WHAT IS BEING ASKED:
Write down nothing except how many lines in the entries contain "zoom".

ENTRIES SUPPLIED:
□ □ □ □

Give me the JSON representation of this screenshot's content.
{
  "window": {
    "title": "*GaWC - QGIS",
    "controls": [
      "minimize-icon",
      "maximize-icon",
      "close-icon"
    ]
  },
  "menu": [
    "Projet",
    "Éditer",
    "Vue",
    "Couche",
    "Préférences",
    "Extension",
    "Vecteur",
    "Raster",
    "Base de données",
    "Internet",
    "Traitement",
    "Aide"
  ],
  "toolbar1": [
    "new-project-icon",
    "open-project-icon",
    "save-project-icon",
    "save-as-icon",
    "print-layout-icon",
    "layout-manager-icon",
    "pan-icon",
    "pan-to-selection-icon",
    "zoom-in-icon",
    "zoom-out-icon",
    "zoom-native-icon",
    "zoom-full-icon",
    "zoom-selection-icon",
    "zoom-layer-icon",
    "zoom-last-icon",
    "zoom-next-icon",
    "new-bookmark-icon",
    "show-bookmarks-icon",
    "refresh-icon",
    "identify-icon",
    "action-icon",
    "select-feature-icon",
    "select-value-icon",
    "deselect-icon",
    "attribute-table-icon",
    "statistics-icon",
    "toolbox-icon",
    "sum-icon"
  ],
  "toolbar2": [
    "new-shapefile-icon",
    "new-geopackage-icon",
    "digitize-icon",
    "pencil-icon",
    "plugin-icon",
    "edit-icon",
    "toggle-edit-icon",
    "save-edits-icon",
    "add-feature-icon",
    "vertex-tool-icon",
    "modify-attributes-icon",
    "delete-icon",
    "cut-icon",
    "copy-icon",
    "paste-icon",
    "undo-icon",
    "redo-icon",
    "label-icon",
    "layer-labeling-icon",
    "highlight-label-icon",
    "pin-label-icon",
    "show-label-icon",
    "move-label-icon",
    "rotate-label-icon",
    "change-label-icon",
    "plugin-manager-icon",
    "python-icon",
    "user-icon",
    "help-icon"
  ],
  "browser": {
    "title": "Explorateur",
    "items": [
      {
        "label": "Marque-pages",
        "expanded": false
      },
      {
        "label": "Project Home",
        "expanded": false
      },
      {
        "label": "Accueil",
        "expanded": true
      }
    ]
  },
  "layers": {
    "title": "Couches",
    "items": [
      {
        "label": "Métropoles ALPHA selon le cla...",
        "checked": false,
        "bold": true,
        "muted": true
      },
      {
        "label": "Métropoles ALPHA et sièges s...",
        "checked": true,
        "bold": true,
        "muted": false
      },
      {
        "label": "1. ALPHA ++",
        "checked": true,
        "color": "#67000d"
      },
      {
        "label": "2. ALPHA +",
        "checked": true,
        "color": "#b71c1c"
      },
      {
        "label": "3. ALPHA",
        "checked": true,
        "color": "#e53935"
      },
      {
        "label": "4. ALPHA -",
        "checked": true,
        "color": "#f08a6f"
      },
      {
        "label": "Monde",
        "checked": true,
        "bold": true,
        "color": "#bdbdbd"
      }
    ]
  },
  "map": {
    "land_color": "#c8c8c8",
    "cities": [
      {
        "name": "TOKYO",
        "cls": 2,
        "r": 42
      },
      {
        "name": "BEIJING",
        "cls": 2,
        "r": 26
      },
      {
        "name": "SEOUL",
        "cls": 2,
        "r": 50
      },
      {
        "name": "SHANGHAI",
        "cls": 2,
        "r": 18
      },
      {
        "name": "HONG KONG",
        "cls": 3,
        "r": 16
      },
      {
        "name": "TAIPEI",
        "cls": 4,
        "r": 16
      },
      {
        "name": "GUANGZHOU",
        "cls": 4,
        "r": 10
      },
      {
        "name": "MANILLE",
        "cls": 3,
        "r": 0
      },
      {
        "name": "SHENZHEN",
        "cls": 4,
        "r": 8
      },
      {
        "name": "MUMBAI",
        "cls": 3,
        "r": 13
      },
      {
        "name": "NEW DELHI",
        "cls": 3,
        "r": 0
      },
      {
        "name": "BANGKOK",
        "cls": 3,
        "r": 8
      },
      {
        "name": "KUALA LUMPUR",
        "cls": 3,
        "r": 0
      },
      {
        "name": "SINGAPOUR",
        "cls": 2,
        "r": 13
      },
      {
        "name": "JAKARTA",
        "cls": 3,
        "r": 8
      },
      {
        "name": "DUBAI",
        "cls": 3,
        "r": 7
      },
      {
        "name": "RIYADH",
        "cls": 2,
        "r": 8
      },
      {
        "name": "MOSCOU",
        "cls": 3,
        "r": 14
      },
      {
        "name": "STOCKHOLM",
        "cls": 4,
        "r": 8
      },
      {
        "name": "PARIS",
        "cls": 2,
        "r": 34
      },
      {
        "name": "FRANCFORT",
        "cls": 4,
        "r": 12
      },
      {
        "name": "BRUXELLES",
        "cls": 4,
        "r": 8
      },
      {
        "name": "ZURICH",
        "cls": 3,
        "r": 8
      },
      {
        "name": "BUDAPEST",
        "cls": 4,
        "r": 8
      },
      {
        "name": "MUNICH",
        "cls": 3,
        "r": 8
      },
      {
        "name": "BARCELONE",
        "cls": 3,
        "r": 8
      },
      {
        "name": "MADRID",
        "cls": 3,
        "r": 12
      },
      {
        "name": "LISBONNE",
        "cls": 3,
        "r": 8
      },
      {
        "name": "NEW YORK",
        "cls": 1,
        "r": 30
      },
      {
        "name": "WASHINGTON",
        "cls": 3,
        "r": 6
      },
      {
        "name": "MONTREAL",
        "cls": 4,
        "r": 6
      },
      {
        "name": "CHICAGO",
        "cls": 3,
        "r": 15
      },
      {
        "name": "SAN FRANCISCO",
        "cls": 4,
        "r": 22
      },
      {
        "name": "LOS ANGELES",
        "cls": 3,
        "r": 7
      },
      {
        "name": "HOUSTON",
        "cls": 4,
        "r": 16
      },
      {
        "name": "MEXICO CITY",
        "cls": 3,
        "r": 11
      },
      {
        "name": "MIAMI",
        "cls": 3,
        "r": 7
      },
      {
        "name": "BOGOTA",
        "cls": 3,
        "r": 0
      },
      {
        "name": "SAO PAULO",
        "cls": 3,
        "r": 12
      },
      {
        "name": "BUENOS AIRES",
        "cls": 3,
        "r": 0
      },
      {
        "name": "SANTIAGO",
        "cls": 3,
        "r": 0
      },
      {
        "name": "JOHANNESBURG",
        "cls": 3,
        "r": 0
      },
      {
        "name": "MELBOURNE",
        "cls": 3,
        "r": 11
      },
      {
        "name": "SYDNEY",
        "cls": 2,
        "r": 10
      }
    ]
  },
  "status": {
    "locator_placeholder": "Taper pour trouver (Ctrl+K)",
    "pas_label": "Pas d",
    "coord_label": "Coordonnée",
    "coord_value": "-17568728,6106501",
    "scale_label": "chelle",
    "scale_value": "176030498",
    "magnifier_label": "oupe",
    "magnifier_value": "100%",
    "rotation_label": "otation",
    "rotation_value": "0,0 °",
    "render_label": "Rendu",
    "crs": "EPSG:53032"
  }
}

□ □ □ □

SOLUTION TO THE PROBLEM:
8